"The United Nations plans for sanctions on two suspected pirates would hit the often lucrative work of the law firms, insurers and private security companies in London that quietly arrange ransoms to free kidnapped ships and crews."
"The government has decided to block the UN plans amid worries they could force shipowners and their advisers to stop paying ransoms or else risk prosecution.
"London’s piracy negotiation business brings together an unusual cast of characters, from hard-bitten security operatives to dapper lawyers making telephone calls to hijacked ships from offices close to the banks of the Thames.
"NYA International, a kidnap response specialist based off Bishopsgate and now part of Aon, the US insurance broker, has advised on more than 20 piracy incidents during the past 18 months or so.
"The leading ship hijack case law firm in terms of numbers of clients is said to be Holman Fenwick Willan, which has offices north-west of the Tower of London.
"James Gosling, partner at HFW, said: “Nobody wants to pay ransoms.

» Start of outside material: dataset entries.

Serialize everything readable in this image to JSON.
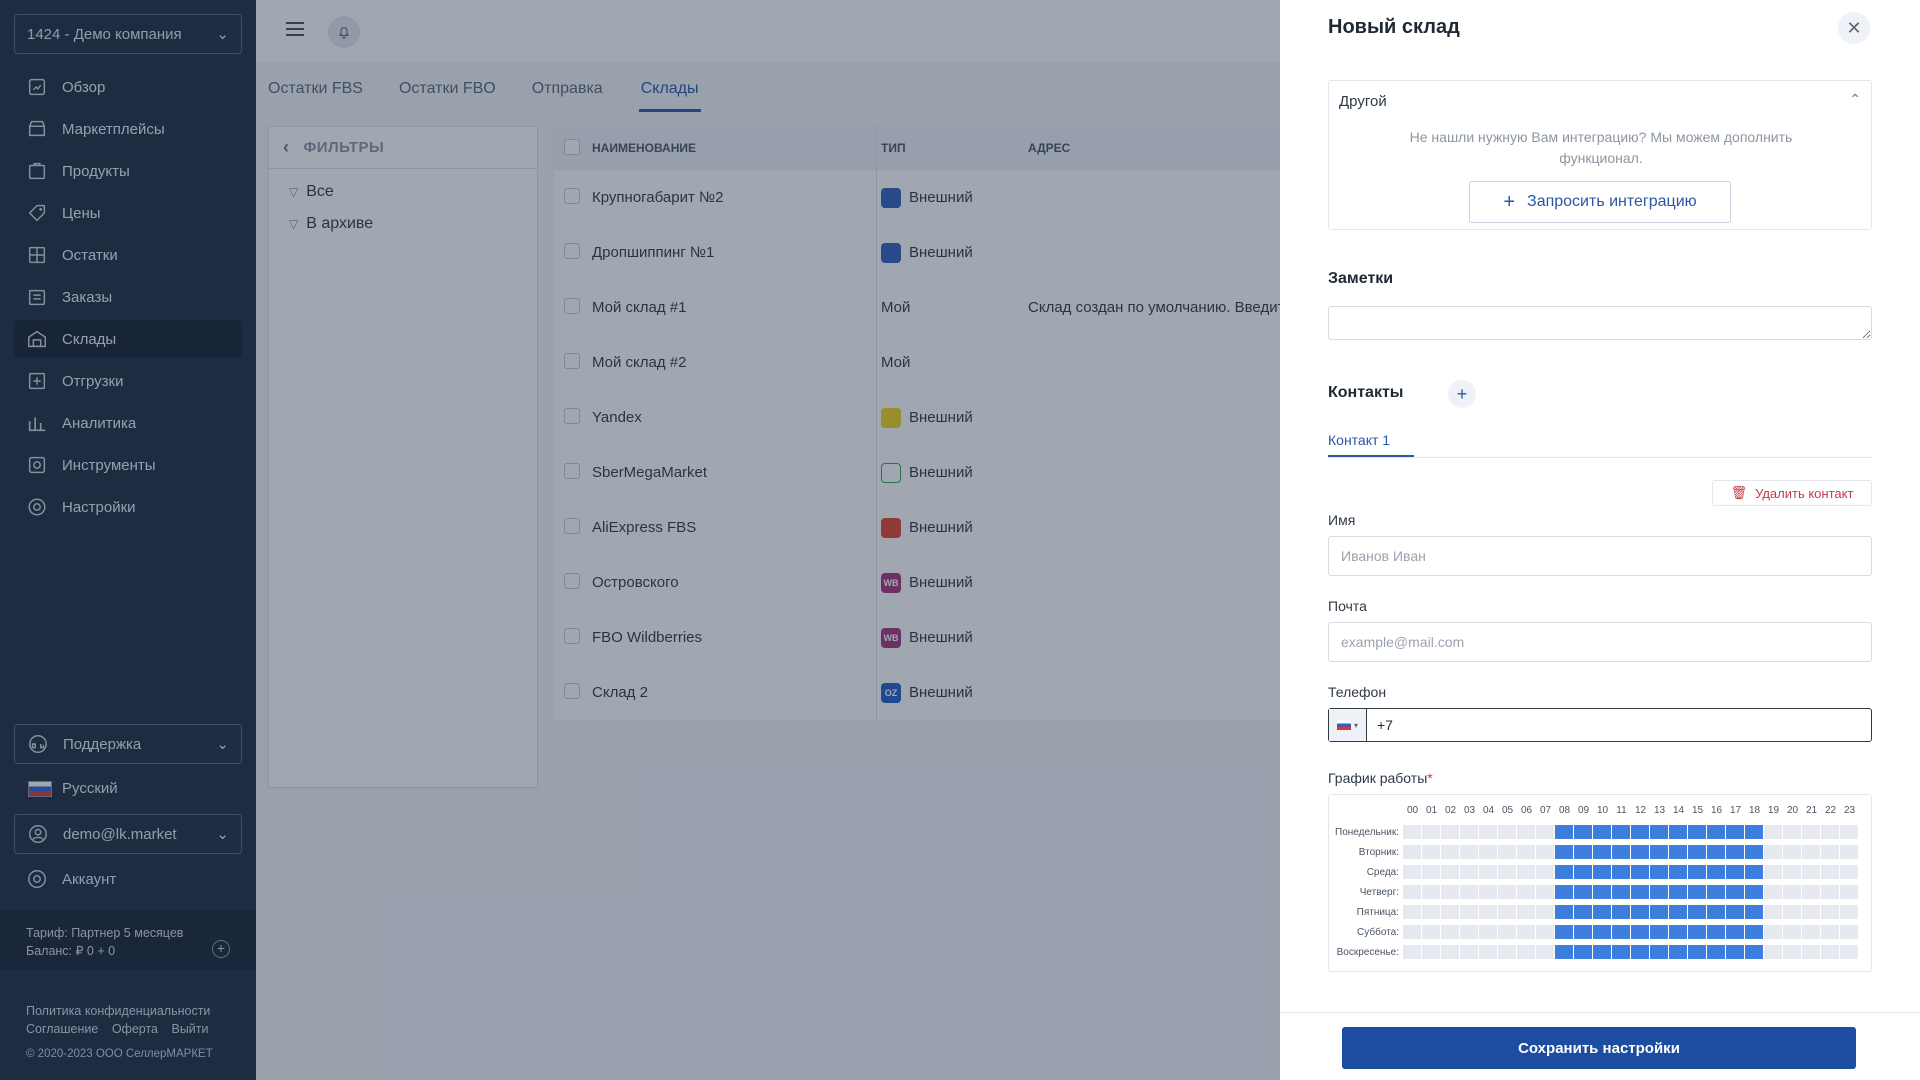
{
  "sidebar": {
    "company": "1424 - Демо компания",
    "nav": [
      {
        "label": "Обзор",
        "icon": "overview-icon",
        "active": false
      },
      {
        "label": "Маркетплейсы",
        "icon": "marketplaces-icon",
        "active": false
      },
      {
        "label": "Продукты",
        "icon": "products-icon",
        "active": false
      },
      {
        "label": "Цены",
        "icon": "prices-icon",
        "active": false
      },
      {
        "label": "Остатки",
        "icon": "stock-icon",
        "active": false
      },
      {
        "label": "Заказы",
        "icon": "orders-icon",
        "active": false
      },
      {
        "label": "Склады",
        "icon": "warehouse-icon",
        "active": true
      },
      {
        "label": "Отгрузки",
        "icon": "shipments-icon",
        "active": false
      },
      {
        "label": "Аналитика",
        "icon": "analytics-icon",
        "active": false
      },
      {
        "label": "Инструменты",
        "icon": "tools-icon",
        "active": false
      },
      {
        "label": "Настройки",
        "icon": "settings-icon",
        "active": false
      }
    ],
    "support": "Поддержка",
    "language": "Русский",
    "user": "demo@lk.market",
    "account": "Аккаунт",
    "tariff": "Тариф: Партнер 5 месяцев",
    "balance": "Баланс: ₽ 0 + 0",
    "links": [
      "Политика конфиденциальности",
      "Соглашение",
      "Оферта",
      "Выйти"
    ],
    "copyright": "© 2020-2023 ООО СеллерМАРКЕТ"
  },
  "main": {
    "tabs": [
      {
        "label": "Остатки FBS",
        "active": false
      },
      {
        "label": "Остатки FBO",
        "active": false
      },
      {
        "label": "Отправка",
        "active": false
      },
      {
        "label": "Склады",
        "active": true
      }
    ],
    "filters": {
      "title": "ФИЛЬТРЫ",
      "items": [
        "Все",
        "В архиве"
      ]
    },
    "table": {
      "headers": {
        "name": "НАИМЕНОВАНИЕ",
        "type": "ТИП",
        "address": "АДРЕС"
      },
      "rows": [
        {
          "name": "Крупногабарит №2",
          "type": "Внешний",
          "badge": "ozon",
          "badge_color": "#2f5fb8",
          "address": ""
        },
        {
          "name": "Дропшиппинг №1",
          "type": "Внешний",
          "badge": "ozon",
          "badge_color": "#2f5fb8",
          "address": ""
        },
        {
          "name": "Мой склад #1",
          "type": "Мой",
          "badge": "",
          "badge_color": "",
          "address": "Склад создан по умолчанию. Введите адр"
        },
        {
          "name": "Мой склад #2",
          "type": "Мой",
          "badge": "",
          "badge_color": "",
          "address": ""
        },
        {
          "name": "Yandex",
          "type": "Внешний",
          "badge": "yandex",
          "badge_color": "#f2d31b",
          "address": ""
        },
        {
          "name": "SberMegaMarket",
          "type": "Внешний",
          "badge": "sber",
          "badge_color": "#ffffff",
          "address": ""
        },
        {
          "name": "AliExpress FBS",
          "type": "Внешний",
          "badge": "ali",
          "badge_color": "#e3452f",
          "address": ""
        },
        {
          "name": "Островского",
          "type": "Внешний",
          "badge": "WB",
          "badge_color": "#a4327d",
          "address": ""
        },
        {
          "name": "FBO Wildberries",
          "type": "Внешний",
          "badge": "WB",
          "badge_color": "#a4327d",
          "address": ""
        },
        {
          "name": "Склад 2",
          "type": "Внешний",
          "badge": "OZON",
          "badge_color": "#1f5ec7",
          "address": ""
        }
      ]
    }
  },
  "drawer": {
    "title": "Новый склад",
    "other": {
      "title": "Другой",
      "text": "Не нашли нужную Вам интеграцию? Мы можем дополнить функционал.",
      "button": "Запросить интеграцию"
    },
    "notes_title": "Заметки",
    "notes_value": "",
    "contacts_title": "Контакты",
    "contact_tab": "Контакт 1",
    "delete_contact": "Удалить контакт",
    "name_label": "Имя",
    "name_placeholder": "Иванов Иван",
    "email_label": "Почта",
    "email_placeholder": "example@mail.com",
    "phone_label": "Телефон",
    "phone_value": "+7",
    "schedule_label": "График работы",
    "schedule_required": "*",
    "hours": [
      "00",
      "01",
      "02",
      "03",
      "04",
      "05",
      "06",
      "07",
      "08",
      "09",
      "10",
      "11",
      "12",
      "13",
      "14",
      "15",
      "16",
      "17",
      "18",
      "19",
      "20",
      "21",
      "22",
      "23"
    ],
    "days": [
      "Понедельник:",
      "Вторник:",
      "Среда:",
      "Четверг:",
      "Пятница:",
      "Суббота:",
      "Воскресенье:"
    ],
    "work_hours": {
      "from": 8,
      "to": 18
    },
    "save": "Сохранить настройки"
  },
  "colors": {
    "accent": "#2c56a6",
    "schedule_on": "#3d7ede",
    "danger": "#c23b47",
    "sidebar_bg": "#1d2b3e"
  }
}
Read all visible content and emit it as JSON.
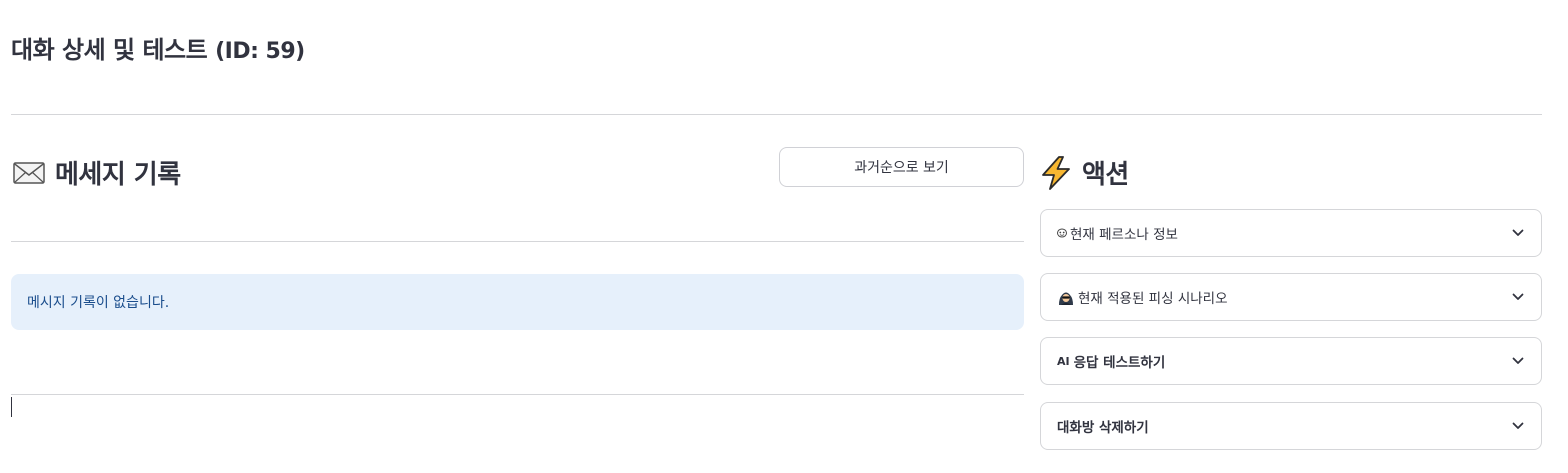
{
  "header": {
    "title": "대화 상세 및 테스트",
    "id_label": "(ID: 59)"
  },
  "messages": {
    "title": "메세지 기록",
    "title_icon": "envelope-icon",
    "sort_button_label": "과거순으로 보기",
    "empty_notice": "메시지 기록이 없습니다."
  },
  "actions": {
    "title": "액션",
    "title_icon": "lightning-icon",
    "expanders": [
      {
        "icon": "mask-icon",
        "label": "현재 페르소나 정보"
      },
      {
        "icon": "hacker-icon",
        "label": "현재 적용된 피싱 시나리오"
      },
      {
        "prefix": "AI",
        "label": "응답 테스트하기"
      },
      {
        "label": "대화방 삭제하기"
      }
    ]
  },
  "colors": {
    "text": "#31333f",
    "info_bg": "#e6f0fb",
    "info_text": "#1a4d8c",
    "border": "#d5d6d9",
    "lightning": "#f7b731"
  }
}
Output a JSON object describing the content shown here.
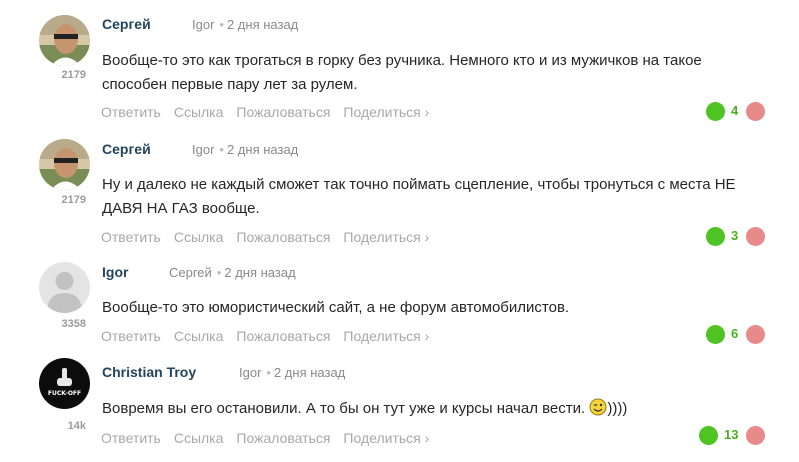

But when it’s the only option, what the hell else do you do?” "
"The concern about sanctions is that, while they do not explicitly outlaw the payment of ransoms, they make it impossible in practice because of the uncertainty about where money given to pirates will end up.